xmlns:og='http://ogp.me/ns#' The Font of Noelage: May 2015

Monday, 25 May 2015

What makes us happy?

What makes us happy?
A very good question. Presumably, if we could find out what makes us happy we would all live happily ever after. Perhaps that only happens in Fairy Stories?  Still, the Constitution of the United States says that each of its citizens has the right to life, liberty and the pursuit of happiness. So happiness is obviously important. At least Thomas Jefferson thought so.

Somebody once told me that we can choose to be happy or sad. It is an interesting concept which I found hard to believe when suffering from an abscessed tooth, or perusing my bank statements.

Speakers at the 2015 Sydney Writers' festival explored aspects of happiness and wellbeing when they addressed the topic: How to live. Those discussing how we could live happily and well were writers and social commentators, Hugh Mackay, Leigh Ann Hewison, Anne Manne, Douglas Coupland and Paul Dolan. 

What was made quite clear early in their discussion was that happiness is not the same as pleasure, which is generally fleeting. Mackay said that the Happiness Industry had a lot to answer for by making us believe that we deserve to be happy.  He said that meaning in life, and therefore happiness, comes from a  life of service, community and 'the hard work of love'.

Paul Dolan, an economist who advises the British Government, said happiness comes from what we choose to pay attention to. Dolan said that if we can identify what gives us purpose and pleasure in life and focus on those things, then we will lead happier lives. Other panelists offered similarly sage thoughts, which generally indicated that if we could live life with purpose and a sense of wellbeing, then we would be happy.

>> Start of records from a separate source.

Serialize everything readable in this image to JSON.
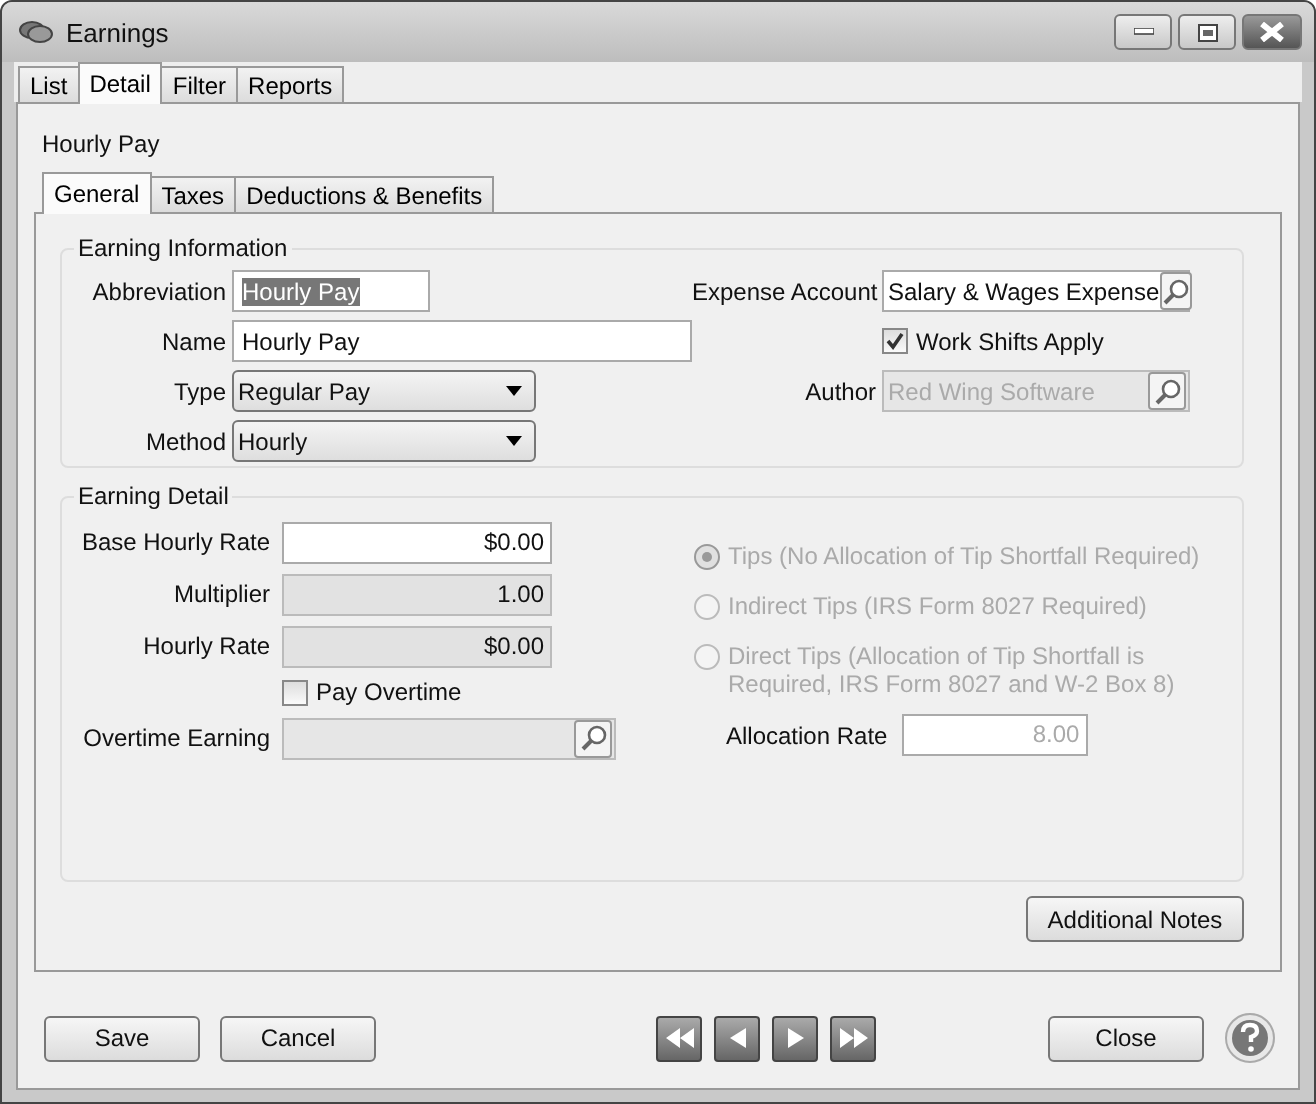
{
  "window": {
    "title": "Earnings"
  },
  "tabs": [
    {
      "label": "List",
      "selected": false
    },
    {
      "label": "Detail",
      "selected": true
    },
    {
      "label": "Filter",
      "selected": false
    },
    {
      "label": "Reports",
      "selected": false
    }
  ],
  "record_title": "Hourly Pay",
  "sub_tabs": [
    {
      "label": "General",
      "selected": true
    },
    {
      "label": "Taxes",
      "selected": false
    },
    {
      "label": "Deductions & Benefits",
      "selected": false
    }
  ],
  "earning_information": {
    "legend": "Earning Information",
    "left_fields": [
      {
        "kind": "text",
        "label": "Abbreviation",
        "value": "Hourly Pay",
        "text_selected": true
      },
      {
        "kind": "text",
        "label": "Name",
        "value": "Hourly Pay",
        "text_selected": false
      },
      {
        "kind": "dropdown",
        "label": "Type",
        "value": "Regular Pay"
      },
      {
        "kind": "dropdown",
        "label": "Method",
        "value": "Hourly"
      }
    ],
    "right_fields": [
      {
        "kind": "lookup",
        "label": "Expense Account",
        "value": "Salary & Wages Expense",
        "disabled": false
      },
      {
        "kind": "checkbox",
        "label": "Work Shifts Apply",
        "checked": true
      },
      {
        "kind": "lookup",
        "label": "Author",
        "value": "Red Wing Software",
        "disabled": true
      }
    ]
  },
  "earning_detail": {
    "legend": "Earning Detail",
    "left_fields": [
      {
        "kind": "number",
        "label": "Base Hourly Rate",
        "value": "$0.00",
        "readonly": false
      },
      {
        "kind": "number",
        "label": "Multiplier",
        "value": "1.00",
        "readonly": true
      },
      {
        "kind": "number",
        "label": "Hourly Rate",
        "value": "$0.00",
        "readonly": true
      },
      {
        "kind": "checkbox",
        "label": "Pay Overtime",
        "checked": false
      },
      {
        "kind": "lookup",
        "label": "Overtime Earning",
        "disabled": true
      }
    ],
    "tip_options": [
      {
        "label": "Tips (No Allocation of Tip Shortfall Required)",
        "selected": true,
        "disabled": true
      },
      {
        "label": "Indirect Tips (IRS Form 8027 Required)",
        "selected": false,
        "disabled": true
      },
      {
        "label": "Direct Tips (Allocation of Tip Shortfall is Required, IRS Form 8027 and W-2 Box 8)",
        "selected": false,
        "disabled": true
      }
    ],
    "allocation_rate": {
      "label": "Allocation Rate",
      "value": "8.00",
      "disabled": true
    }
  },
  "additional_notes_button": "Additional Notes",
  "footer": {
    "left_buttons": [
      "Save",
      "Cancel"
    ],
    "close_button": "Close"
  }
}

These were all very interesting reflections on Happiness and reminded me reading some years ago of a study by some researchers in the USA. They were studying anxiety and well being...maybe that is not exactly how they worded their project. Anyhow, they chose several fraternity houses in a large university and tested the students residing therein as to their levels of anxiety.

They then divided the students into two similar groups. One group carried on with their lives as usual, the other were given a specific task to perform on a regular basis. Six months later the researchers again tested the students for anxiety levels. 

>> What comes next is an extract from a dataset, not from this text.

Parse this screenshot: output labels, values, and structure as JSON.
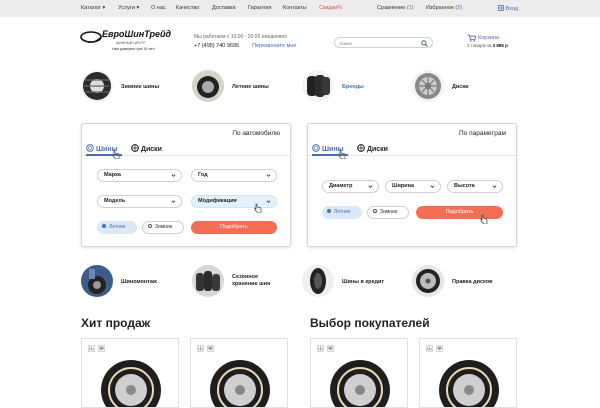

The 'do nothing different' group recorded anxiety levels that had stayed at the same level or had increased. The 'do something specific' students all had lower anxiety level than they had registered six months earlier.

And what was the special activity undertaken by those in this less anxious group? The researchers had asked that they do each others' laundry each week! Yes, after six months of doing something nice for their fraternity house mates, these students had all lowered their anxiety levels and increased their feelings of well being. Doing good for others made them feel better about themselves.

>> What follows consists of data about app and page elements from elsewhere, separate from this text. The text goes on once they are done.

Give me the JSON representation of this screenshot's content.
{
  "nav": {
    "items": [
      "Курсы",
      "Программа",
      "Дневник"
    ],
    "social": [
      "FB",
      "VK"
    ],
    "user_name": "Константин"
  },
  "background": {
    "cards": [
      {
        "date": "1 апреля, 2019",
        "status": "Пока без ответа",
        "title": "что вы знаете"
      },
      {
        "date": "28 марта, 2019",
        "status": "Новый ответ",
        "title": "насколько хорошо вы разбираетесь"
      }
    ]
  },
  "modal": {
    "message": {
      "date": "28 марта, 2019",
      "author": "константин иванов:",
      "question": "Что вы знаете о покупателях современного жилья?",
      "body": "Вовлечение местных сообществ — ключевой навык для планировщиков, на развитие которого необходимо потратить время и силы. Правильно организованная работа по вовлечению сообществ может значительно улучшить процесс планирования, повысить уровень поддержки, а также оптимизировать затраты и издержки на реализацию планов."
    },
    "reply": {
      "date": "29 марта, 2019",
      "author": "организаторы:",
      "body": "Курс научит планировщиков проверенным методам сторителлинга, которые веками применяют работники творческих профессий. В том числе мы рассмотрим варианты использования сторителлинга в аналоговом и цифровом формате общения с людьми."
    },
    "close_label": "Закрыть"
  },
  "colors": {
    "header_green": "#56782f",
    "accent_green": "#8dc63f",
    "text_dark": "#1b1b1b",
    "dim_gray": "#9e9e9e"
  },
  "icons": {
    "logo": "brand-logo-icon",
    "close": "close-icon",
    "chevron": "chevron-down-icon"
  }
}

When I was a school principal I used to tell this story to the parents, in order to encourage them to participate in a variety school activities. I used to write in a February school newsletter, "Not only will you be helping the children, but  it will make you feel good." Some of them believed me.

To my mind, it seems Hugh Mackay is on the right track. Then again, Someone much earlier did encourage us all to treat others as we would like to be treated ourselves. In fact, He went quite a bit further by saying that we should not only love our neighbours as ourselves, but that we should also love our enemies and be kind to those who persecute and speak evil of us. This is a recipe for happiness? Well, that's what He said.

I always try to keep this in mind when I am at Subiaco Oval cheering for the West Coast Eagles and am seated next to a loud and obnoxious opposition  barracker. It is not always easy...as Malcolm Fraser once pointed out? But, when that obnoxious opposition barracker is forced into a sombre silence by the Eagles resounding victory...well, that really is happiness.